A mass vaccination campaign against measles and polio – potentially deadly diseases – for refugee children in Ethiopia, forced to flee conflict in South Sudan.
A mass vaccination campaign against measles and polio – potentially deadly diseases – at a refugee camp in Ethiopia for children forced to flee conflict in South Sudan.

Vaccination is one of the simplest, cheapest and most cost-effective health services. In low-income countries, vaccination can make the difference between a child living and dying, between a healthy life or illness and disability.
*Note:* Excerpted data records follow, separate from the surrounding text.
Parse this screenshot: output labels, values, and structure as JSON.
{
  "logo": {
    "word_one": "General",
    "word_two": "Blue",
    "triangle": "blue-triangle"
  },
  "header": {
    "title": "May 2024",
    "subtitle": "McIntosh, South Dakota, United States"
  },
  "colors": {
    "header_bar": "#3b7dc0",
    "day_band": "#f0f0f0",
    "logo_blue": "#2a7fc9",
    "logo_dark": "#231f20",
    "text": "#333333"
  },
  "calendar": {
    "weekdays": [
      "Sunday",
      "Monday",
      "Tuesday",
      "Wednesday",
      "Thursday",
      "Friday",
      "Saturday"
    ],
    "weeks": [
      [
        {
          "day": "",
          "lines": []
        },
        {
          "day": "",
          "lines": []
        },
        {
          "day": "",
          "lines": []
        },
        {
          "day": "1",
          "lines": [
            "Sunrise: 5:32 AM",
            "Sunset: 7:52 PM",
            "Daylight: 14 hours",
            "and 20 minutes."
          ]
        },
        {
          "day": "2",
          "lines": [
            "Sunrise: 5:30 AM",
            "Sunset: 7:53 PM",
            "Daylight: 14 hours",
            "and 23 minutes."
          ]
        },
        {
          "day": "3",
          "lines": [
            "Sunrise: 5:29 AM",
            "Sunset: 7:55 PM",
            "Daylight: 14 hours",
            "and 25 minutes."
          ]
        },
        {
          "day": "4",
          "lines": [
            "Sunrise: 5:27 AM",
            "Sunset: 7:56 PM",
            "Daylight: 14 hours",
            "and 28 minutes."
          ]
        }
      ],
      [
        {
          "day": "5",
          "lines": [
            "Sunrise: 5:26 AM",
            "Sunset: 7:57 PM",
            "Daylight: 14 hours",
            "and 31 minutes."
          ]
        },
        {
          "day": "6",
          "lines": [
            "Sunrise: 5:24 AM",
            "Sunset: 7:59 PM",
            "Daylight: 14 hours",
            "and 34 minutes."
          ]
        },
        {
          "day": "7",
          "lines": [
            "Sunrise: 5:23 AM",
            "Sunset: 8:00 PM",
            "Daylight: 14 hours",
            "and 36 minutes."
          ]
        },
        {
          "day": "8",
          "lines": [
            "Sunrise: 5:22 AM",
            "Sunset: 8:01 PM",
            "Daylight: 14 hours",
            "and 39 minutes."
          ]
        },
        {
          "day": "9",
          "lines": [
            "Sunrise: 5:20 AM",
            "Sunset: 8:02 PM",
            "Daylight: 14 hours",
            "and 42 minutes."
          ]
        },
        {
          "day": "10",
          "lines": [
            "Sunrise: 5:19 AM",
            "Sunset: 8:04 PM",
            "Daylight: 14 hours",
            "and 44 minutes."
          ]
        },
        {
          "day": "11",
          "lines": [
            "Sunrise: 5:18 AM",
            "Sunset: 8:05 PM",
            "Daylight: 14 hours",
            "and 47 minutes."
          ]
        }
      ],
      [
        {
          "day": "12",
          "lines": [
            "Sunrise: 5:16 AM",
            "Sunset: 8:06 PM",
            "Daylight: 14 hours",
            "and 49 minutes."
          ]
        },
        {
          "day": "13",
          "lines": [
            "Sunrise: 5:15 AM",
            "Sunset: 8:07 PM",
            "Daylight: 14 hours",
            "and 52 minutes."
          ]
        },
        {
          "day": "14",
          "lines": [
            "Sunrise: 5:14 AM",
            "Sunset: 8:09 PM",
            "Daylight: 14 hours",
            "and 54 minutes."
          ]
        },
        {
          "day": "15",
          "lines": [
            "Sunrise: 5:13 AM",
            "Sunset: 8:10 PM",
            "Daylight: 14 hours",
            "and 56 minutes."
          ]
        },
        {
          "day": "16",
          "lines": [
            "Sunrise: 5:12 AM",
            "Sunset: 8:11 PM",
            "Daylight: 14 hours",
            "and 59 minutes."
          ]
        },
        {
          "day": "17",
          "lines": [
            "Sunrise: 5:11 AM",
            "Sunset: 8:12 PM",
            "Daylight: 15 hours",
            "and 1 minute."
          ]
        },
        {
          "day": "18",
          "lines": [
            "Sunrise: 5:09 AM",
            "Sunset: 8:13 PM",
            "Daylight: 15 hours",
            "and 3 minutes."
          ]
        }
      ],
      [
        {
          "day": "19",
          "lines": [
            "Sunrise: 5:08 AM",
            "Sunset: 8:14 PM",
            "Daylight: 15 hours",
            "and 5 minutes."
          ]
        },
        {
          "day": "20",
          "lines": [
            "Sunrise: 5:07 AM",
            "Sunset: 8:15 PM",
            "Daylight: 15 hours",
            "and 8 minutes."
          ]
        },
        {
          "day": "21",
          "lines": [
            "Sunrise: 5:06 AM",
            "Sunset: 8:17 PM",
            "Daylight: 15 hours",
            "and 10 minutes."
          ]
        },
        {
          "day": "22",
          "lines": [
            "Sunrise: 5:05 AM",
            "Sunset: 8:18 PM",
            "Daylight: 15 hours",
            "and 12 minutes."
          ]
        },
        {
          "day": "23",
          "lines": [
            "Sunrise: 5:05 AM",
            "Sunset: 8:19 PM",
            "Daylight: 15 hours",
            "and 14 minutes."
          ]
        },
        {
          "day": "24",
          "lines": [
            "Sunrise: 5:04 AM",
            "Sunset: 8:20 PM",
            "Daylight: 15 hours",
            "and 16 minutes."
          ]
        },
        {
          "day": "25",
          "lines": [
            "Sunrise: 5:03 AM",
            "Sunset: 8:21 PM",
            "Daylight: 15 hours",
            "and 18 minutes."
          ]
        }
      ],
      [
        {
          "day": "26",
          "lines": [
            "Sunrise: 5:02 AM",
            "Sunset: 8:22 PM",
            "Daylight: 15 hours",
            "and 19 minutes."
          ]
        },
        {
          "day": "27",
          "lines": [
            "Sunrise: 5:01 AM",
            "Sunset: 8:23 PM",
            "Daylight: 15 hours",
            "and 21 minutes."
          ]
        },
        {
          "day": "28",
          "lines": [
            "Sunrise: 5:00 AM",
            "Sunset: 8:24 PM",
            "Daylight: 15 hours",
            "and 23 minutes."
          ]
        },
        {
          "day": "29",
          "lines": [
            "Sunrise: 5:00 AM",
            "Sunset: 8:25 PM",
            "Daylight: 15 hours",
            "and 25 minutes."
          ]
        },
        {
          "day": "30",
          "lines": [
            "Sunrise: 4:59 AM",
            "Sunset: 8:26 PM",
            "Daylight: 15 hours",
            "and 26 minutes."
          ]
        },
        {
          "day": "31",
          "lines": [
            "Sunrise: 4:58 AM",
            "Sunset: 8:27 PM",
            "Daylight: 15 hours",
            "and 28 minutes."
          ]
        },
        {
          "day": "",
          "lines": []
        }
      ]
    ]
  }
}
That’s why Save the Children is backing Gavi, an alliance of agencies supporting the world’s poorest countries to increase immunisation, which is now trying to raise funds for its next period of operation.

This campaign is not business as usual

We’ve already helped Gavi to form an ambitious plan that aims to build health services for all, transforming who is able to gain access to immunisation.

Currently, we know that the poorest children don’t get vaccines. This inequality reflects the grim facts of access to all health services: if children are being denied vaccinations, then we can be sure that they are denied other health services too.

Helping to prevent the unexpected

So Gavi has a mission to reduce this inequality and work towards universal coverage of immunisation. But immunisation services should not be delivered alone.

The Ebola crisis has proved this; if services only deliver vaccines, or only HIV services, then they will not be able to prevent the unexpected or deal with other problems which may not be priorities for donor countries.

Gavi also intends to provide much more than a short-term fix. Aid dipping into a country and then out again is little use if it has not helped put in place long-term changes so that countries can take over responsibility and build on what they have gained.

Gavi aims to make lasting changes by helping to drive down the prices of vaccines so that governments in low-income countries can afford them in the long-term.

Success is not guaranteed

To achieve all this, Gavi needs to raise money but it also needs influential donors to back the mission. This is why we are calling on the UK government to do two things:

  • commit to funding Gavi over the next five years
  • tell everyone that it backs Gavi’s mission to reduce inequality and build long-term services.

Without strong support from the UK, its biggest donor, Gavi cannot turn this strategy into action.

Find out how you’d fare in a world without vaccines: try out our quick Play the Odds quiz – and afterwards support our call for the British government to play its part in this mission.

 

Leave a Reply